In human and chick embryos, there appears to be a transitional region at the junction of the anterior (primary) and posterior (secondary) neural tubes. As mentioned earlier, neural tube formation in this transition zone is referred to as junctional neurulation (see Figure 13.4 in the textbook). In human embryos, coalescing cavities are seen in the transitional region, but the neural tube also forms by the bending of neural plate cells. The junctional neural tube in the chick is a mosaic of both ventral mesenchyme cells and dorsal neural ectodermal cells. In addition to directly providing dorsal epithelial cells to the junctional neural tube, neural plate cells also undergo an epithelial-to-mesenchymal transition and ingress into the underlying mesenchyme pool (Figure 1; Dady et al. 2014). Some posterior neural tube anomalies result when the two regions of the neural tube fail to coalesce (Saitsu et al. 2007). Given the prevalence of human posterior spinal cord malformations, further understanding of the mechanisms of secondary neurulation may have important clinical implications.

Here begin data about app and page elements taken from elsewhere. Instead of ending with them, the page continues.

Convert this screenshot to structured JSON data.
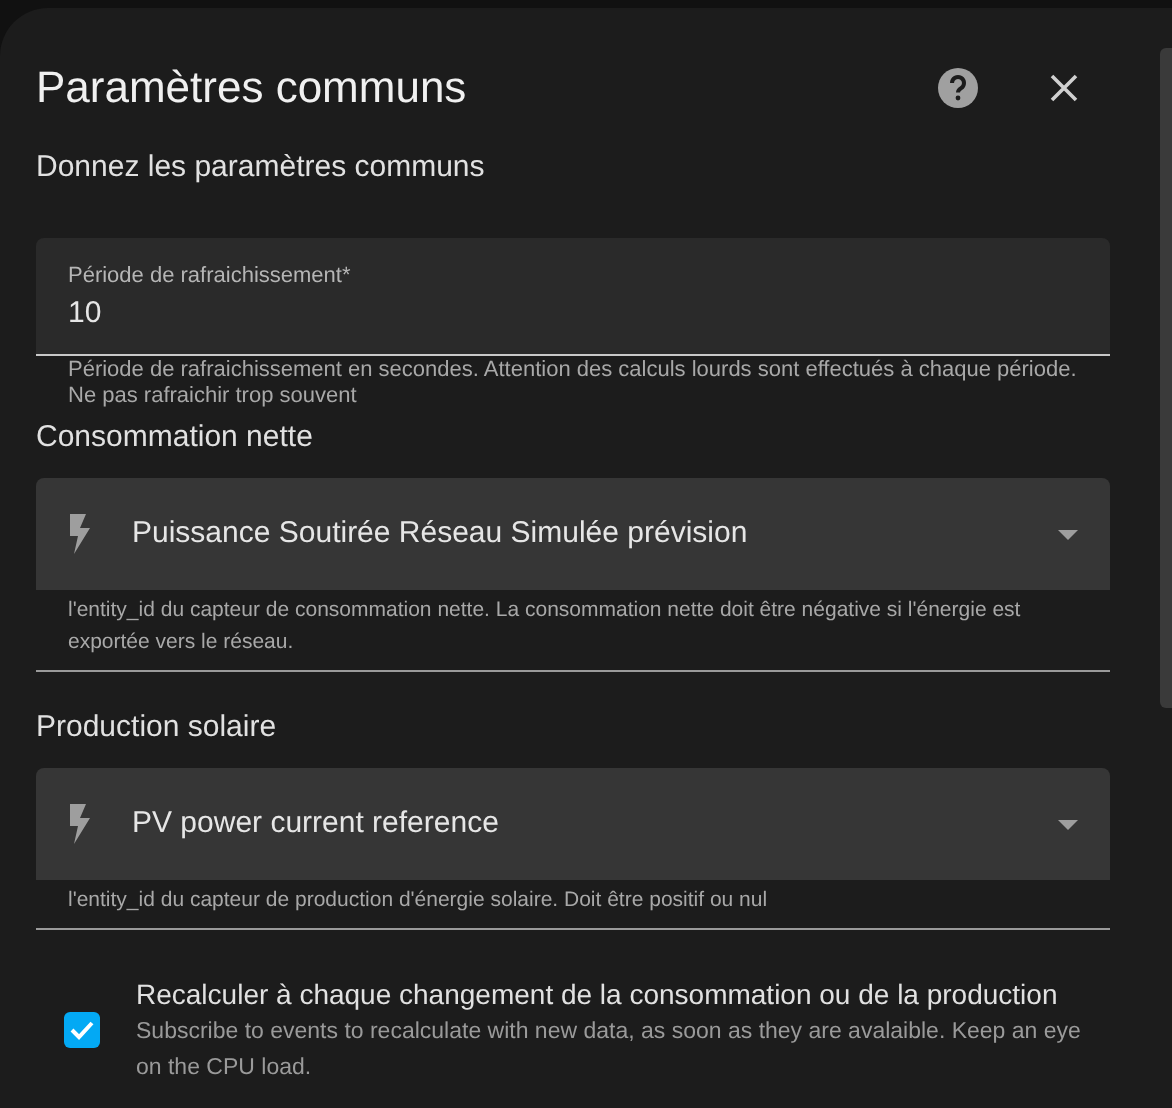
{
  "dialog": {
    "title": "Paramètres communs",
    "subtitle": "Donnez les paramètres communs"
  },
  "fields": [
    {
      "kind": "text",
      "label": "Période de rafraichissement*",
      "value": "10",
      "helper": "Période de rafraichissement en secondes. Attention des calculs lourds sont effectués à chaque période. Ne pas rafraichir trop souvent"
    },
    {
      "kind": "select",
      "heading": "Consommation nette",
      "value": "Puissance Soutirée Réseau Simulée prévision",
      "helper": "l'entity_id du capteur de consommation nette. La consommation nette doit être négative si l'énergie est exportée vers le réseau."
    },
    {
      "kind": "select",
      "heading": "Production solaire",
      "value": "PV power current reference",
      "helper": "l'entity_id du capteur de production d'énergie solaire. Doit être positif ou nul"
    }
  ],
  "option": {
    "checked": true,
    "label": "Recalculer à chaque changement de la consommation ou de la production",
    "description": "Subscribe to events to recalculate with new data, as soon as they are avalaible. Keep an eye on the CPU load."
  }
}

Dady, A., E. Havis, V. Escriou, M. Catala, and J. L. Duband. 2014. Junctional neurulation: a unique developmental program shaping a discrete region of the spinal cord highly susceptible to neural tube defects. J. Neurosci. 34: 13208–13221.